Not every student is going to be intrinsically motivated to learn English and that’s where the virtue of patience comes in to elicit responses. It’s about pushing students to excel; at the same time, it’s about being human, respecting others and being professional at all times.
(3) Problem-solving skills
Indeed, teaching is not always having a fixed agenda and being rigid. But rather, it has everything to do with being fluid, experimenting and having the confidence to react and adjust to unforeseen hurdles.

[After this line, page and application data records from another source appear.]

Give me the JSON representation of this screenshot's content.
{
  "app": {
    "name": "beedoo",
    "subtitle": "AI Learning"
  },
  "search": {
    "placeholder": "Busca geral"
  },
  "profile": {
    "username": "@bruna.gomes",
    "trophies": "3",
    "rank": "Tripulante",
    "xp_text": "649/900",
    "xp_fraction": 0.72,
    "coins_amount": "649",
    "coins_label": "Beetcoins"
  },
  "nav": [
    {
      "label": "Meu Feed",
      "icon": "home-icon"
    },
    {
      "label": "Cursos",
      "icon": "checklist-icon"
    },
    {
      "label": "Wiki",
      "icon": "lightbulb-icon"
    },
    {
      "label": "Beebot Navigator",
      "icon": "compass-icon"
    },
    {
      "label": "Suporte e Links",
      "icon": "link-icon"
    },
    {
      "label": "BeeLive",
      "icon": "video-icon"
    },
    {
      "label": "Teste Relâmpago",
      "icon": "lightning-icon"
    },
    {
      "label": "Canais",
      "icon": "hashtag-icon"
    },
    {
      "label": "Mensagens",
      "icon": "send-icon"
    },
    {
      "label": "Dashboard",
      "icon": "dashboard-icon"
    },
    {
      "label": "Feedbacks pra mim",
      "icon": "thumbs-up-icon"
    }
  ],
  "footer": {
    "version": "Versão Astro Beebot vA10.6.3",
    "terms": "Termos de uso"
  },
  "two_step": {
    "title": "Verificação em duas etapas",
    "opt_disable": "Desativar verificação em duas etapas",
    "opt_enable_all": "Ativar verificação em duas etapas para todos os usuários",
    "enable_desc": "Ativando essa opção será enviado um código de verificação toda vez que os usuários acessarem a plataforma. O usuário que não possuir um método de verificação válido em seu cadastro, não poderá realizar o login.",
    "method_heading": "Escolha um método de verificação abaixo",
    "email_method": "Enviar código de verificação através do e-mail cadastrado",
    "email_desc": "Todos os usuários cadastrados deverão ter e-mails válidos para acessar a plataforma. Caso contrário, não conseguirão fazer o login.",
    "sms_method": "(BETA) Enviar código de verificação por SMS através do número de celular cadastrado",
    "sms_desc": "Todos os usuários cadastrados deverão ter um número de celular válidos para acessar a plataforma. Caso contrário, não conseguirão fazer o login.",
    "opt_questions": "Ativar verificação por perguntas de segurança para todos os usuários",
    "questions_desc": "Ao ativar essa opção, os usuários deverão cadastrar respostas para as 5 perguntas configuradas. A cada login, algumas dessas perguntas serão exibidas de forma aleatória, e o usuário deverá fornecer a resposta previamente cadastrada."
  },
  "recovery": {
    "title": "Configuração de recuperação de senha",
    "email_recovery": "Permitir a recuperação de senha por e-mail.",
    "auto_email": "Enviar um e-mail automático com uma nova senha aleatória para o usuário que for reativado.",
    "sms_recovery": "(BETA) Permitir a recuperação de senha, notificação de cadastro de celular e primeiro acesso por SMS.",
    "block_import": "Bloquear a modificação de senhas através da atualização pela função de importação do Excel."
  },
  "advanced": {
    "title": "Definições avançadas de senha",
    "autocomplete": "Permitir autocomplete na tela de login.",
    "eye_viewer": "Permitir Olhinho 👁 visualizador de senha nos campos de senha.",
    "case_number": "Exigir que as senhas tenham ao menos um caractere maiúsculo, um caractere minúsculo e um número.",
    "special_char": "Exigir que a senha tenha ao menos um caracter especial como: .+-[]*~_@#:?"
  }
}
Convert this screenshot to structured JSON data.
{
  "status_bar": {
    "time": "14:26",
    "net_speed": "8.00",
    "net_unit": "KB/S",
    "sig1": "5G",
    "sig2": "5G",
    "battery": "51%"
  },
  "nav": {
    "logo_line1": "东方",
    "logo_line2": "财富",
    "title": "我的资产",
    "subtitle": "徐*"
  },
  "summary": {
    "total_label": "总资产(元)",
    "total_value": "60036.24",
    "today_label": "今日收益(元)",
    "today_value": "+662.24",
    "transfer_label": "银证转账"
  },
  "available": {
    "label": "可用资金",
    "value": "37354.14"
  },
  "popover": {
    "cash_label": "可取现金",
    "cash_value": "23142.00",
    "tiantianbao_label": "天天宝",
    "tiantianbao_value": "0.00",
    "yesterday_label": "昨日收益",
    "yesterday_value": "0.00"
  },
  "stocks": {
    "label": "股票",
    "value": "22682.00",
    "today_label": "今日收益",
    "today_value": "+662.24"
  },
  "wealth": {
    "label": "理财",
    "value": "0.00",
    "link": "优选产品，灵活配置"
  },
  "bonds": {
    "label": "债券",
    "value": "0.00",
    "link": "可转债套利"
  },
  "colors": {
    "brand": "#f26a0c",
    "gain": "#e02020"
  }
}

No, we are not talking about the rocket science of solving problems with twisted equations. It’s about injecting a creative balance when students are uninterested or inattentive. If there is a need to deviate from the lecture schedule to make way for some innocuous jokes, well that falls under your job description as well!
(4) You’re all ears
In other words, a competent teacher transcends beyond the basic condition of teachers brimming with knowledge and pouring it into the empty vessels of students. In reverse, it also directly corresponds with being a good and active listener.
Good listening skills are as essential as it is to cultivate empathy and understanding with the students as it is to assess whether they are taking home with them what they are being taught. A two-way process, listening skills also pave way to a heightened sense of cultural sensitivity towards students who are of different walks of life.
Career Options for a TESL Graduate
After completing your TESL course, here are some of your career options:
- English Teacher
- Advertising / Digital Copywriter
- English Materials Developer
- Journalist / Reporter
- Corporate Communications Executive
- Technical Writer
Where Can You Study TESL in Malaysia
Here are some of the most popular universities for TESL in Malaysia.
Bachelor of Education (Hons) in TESL
Campus: Kota Damansara
Intakes: Feb, May, Jul & Sep
Estimated Fees: RM69,800
Scholarships: Up to 100% tuition fee waiver
Has over 35 years of teaching experience in the industry
Encourages students to participate in community work and social causes
PACE Programme which allows students to attend classes with flexibility
Bachelor in TESL (Hons)
Campus: Bukit Damansara
Intakes: Jan, May & Aug
Estimated Fees: RM70,600
Scholarships: Up to RM10,000 tuition fee waiver
Strong links with 110+ universities worldwide
Great team of lecturers ready to lead students and guide them
HELP’s Career Placement Programme assists you in your search for jobs after you graduate!